It is relatively complex to specify the lifetime of a fluorescent lamp, because it depends on several variables and can be defined in different ways. Contrary to other light sources they do not always reach an abrupt failure point, but gradually lose their initial performance as they age. Often the light output may decrease so much that the tube is considered useless and must be replaced even though it is still producing some light. The useful lifetime of linear fluorescent lamps can vary from 6,000 hours to 60,000 hours depending on its construction, the operating conditions and type of control circuit.
There are two key mechanisms which determine the life of a fluorescent tube. The first is a question of mortality and relates simply to exhaustion of the electrodes at the tube ends. When this point is reached the lamp will fail to start. Lamps do not all reach this point at the same time - minute variations in manufacture lead to some achieving a longer or shorter life than others. The useful lifetime is expressed in terms of a mortality curve, which illustrates the percent surviving lamps as a function of burning hours. This is illustrated for Halophosphate and Triphosphor T8 in the diagram below. The rated lifetime is usually given as when 50% of the tubes can be expected to have failed.
The second measure of lamp life is that of lumen depreciation. This is quite rapid for the older halophosphate coatings, whereas modern Triphosphor materials achieve an admirable lumen maintenance.

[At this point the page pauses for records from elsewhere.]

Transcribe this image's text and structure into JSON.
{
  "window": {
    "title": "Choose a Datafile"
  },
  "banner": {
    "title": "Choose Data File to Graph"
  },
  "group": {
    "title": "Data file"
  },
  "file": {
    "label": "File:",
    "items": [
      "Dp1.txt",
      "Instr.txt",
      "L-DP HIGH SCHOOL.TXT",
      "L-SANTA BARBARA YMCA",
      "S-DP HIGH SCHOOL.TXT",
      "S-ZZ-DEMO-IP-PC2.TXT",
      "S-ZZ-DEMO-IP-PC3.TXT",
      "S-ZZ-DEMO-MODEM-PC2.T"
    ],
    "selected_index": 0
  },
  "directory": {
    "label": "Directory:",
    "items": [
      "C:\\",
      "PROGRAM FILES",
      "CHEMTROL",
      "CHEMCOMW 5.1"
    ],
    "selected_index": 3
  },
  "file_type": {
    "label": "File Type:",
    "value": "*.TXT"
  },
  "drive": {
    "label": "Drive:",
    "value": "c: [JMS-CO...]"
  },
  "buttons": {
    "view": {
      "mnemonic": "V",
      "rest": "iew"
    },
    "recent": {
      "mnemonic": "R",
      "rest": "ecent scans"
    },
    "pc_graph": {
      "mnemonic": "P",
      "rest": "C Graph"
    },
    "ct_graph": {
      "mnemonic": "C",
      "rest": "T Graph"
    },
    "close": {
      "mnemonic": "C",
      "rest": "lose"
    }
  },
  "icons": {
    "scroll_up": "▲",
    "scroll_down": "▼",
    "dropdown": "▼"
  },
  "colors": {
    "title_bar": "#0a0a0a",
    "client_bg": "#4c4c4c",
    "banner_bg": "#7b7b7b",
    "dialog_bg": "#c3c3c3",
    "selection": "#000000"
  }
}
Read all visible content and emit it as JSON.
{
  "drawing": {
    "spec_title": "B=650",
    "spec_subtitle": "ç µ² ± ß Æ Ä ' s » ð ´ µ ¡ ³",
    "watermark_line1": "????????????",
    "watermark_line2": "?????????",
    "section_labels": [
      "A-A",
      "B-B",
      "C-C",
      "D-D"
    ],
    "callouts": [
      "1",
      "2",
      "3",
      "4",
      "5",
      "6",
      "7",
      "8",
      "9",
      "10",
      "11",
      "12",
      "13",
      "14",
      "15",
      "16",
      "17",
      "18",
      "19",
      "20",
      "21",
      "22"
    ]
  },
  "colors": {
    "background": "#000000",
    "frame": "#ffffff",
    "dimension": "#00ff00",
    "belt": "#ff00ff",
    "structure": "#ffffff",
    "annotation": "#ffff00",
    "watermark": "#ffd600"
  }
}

End of life is generally specified when the luminous flux has dropped below 70% of the original value.